:: Data to process ::
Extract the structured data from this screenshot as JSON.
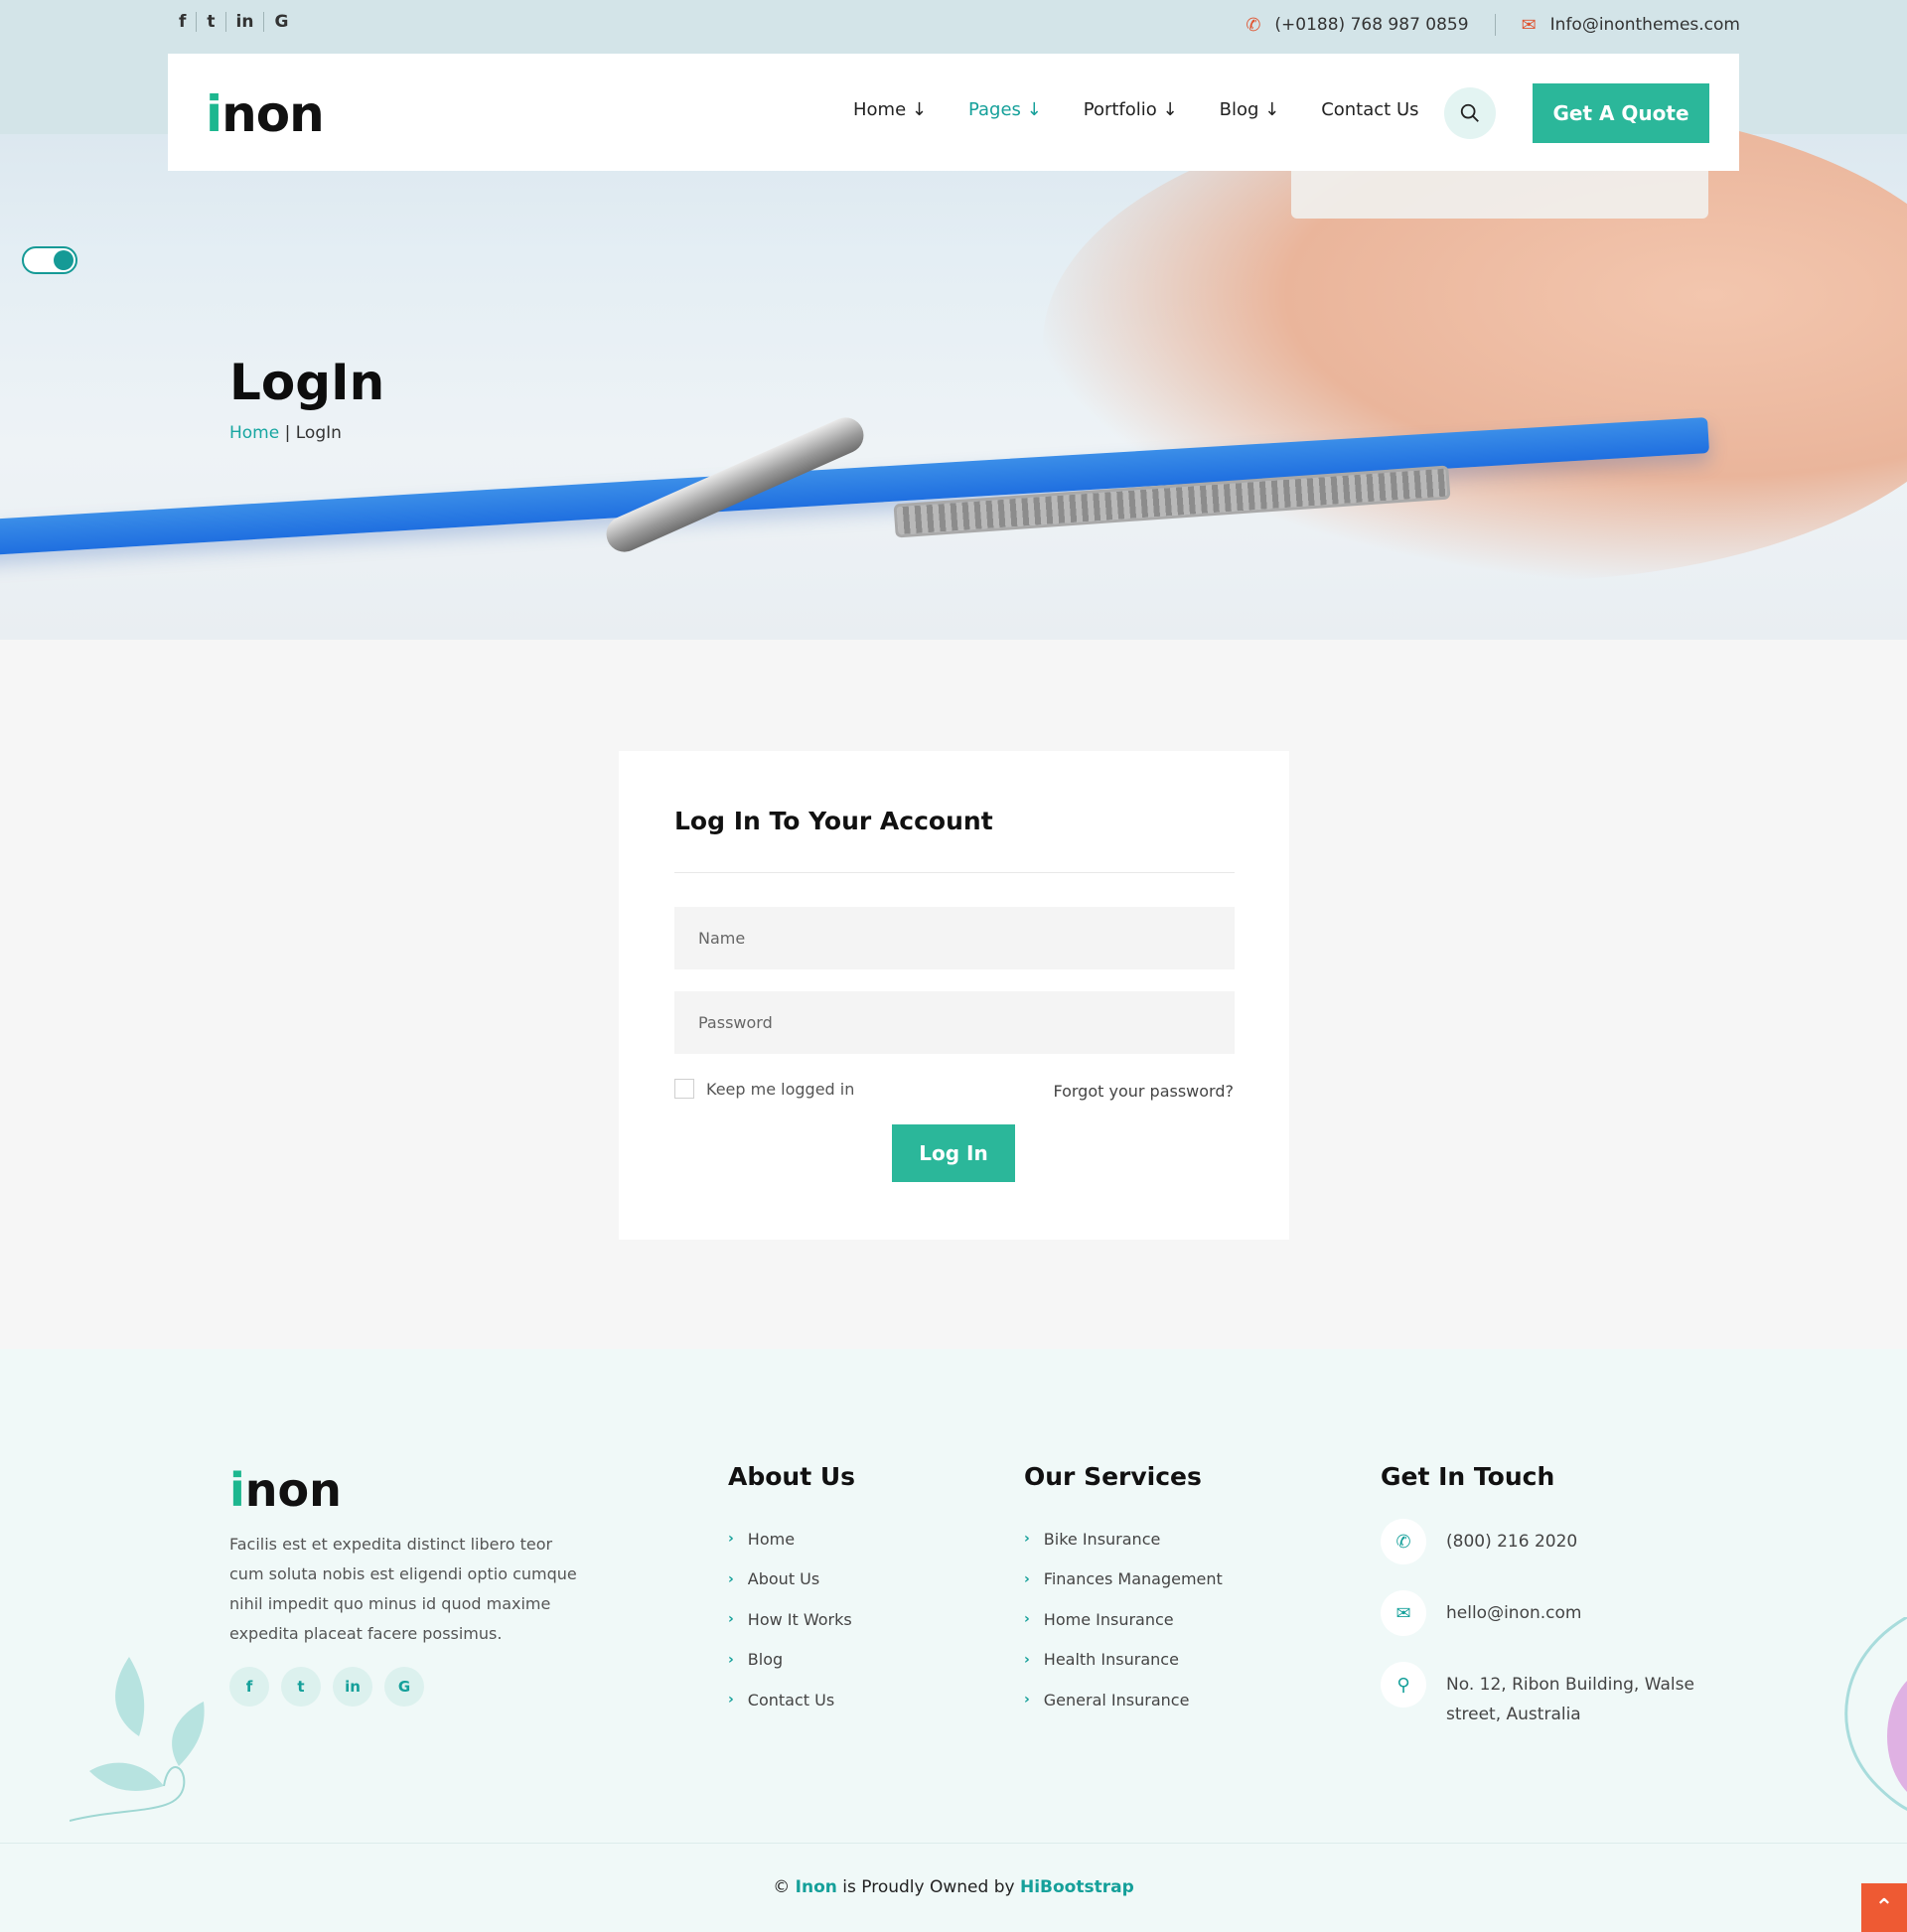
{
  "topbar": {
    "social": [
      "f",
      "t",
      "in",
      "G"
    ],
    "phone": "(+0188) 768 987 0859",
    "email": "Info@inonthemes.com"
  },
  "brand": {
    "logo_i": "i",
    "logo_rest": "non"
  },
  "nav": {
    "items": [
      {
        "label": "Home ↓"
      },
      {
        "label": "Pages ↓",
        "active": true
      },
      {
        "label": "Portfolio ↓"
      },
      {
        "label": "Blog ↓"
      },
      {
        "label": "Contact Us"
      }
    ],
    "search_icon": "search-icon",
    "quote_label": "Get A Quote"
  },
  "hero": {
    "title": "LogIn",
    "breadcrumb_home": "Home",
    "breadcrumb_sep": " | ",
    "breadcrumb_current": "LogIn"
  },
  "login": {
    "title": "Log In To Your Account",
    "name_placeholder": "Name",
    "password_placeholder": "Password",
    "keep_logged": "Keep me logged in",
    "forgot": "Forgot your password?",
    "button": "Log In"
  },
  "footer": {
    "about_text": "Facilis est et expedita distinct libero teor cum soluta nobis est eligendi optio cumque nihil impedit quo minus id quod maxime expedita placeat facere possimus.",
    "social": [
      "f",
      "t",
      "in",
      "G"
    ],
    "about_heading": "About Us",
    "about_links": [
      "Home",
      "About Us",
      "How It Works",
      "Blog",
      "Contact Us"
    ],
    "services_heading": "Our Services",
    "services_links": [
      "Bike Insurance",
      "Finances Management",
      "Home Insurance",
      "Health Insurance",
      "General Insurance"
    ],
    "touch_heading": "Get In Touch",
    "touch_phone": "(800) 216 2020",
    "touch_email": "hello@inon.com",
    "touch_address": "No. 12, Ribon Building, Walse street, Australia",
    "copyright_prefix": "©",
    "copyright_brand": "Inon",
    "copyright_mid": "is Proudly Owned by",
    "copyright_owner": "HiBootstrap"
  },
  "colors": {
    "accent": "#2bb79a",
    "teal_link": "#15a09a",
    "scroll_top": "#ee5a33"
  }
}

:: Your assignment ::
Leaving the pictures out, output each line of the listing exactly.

:: Exercise output ::
Extract the structured data from this screenshot as JSON.
{
  "topbar": {
    "social": [
      "f",
      "t",
      "in",
      "G"
    ],
    "phone": "(+0188) 768 987 0859",
    "email": "Info@inonthemes.com"
  },
  "brand": {
    "logo_i": "i",
    "logo_rest": "non"
  },
  "nav": {
    "items": [
      {
        "label": "Home ↓"
      },
      {
        "label": "Pages ↓",
        "active": true
      },
      {
        "label": "Portfolio ↓"
      },
      {
        "label": "Blog ↓"
      },
      {
        "label": "Contact Us"
      }
    ],
    "search_icon": "search-icon",
    "quote_label": "Get A Quote"
  },
  "hero": {
    "title": "LogIn",
    "breadcrumb_home": "Home",
    "breadcrumb_sep": " | ",
    "breadcrumb_current": "LogIn"
  },
  "login": {
    "title": "Log In To Your Account",
    "name_placeholder": "Name",
    "password_placeholder": "Password",
    "keep_logged": "Keep me logged in",
    "forgot": "Forgot your password?",
    "button": "Log In"
  },
  "footer": {
    "about_text": "Facilis est et expedita distinct libero teor cum soluta nobis est eligendi optio cumque nihil impedit quo minus id quod maxime expedita placeat facere possimus.",
    "social": [
      "f",
      "t",
      "in",
      "G"
    ],
    "about_heading": "About Us",
    "about_links": [
      "Home",
      "About Us",
      "How It Works",
      "Blog",
      "Contact Us"
    ],
    "services_heading": "Our Services",
    "services_links": [
      "Bike Insurance",
      "Finances Management",
      "Home Insurance",
      "Health Insurance",
      "General Insurance"
    ],
    "touch_heading": "Get In Touch",
    "touch_phone": "(800) 216 2020",
    "touch_email": "hello@inon.com",
    "touch_address": "No. 12, Ribon Building, Walse street, Australia",
    "copyright_prefix": "©",
    "copyright_brand": "Inon",
    "copyright_mid": "is Proudly Owned by",
    "copyright_owner": "HiBootstrap"
  },
  "colors": {
    "accent": "#2bb79a",
    "teal_link": "#15a09a",
    "scroll_top": "#ee5a33"
  }
}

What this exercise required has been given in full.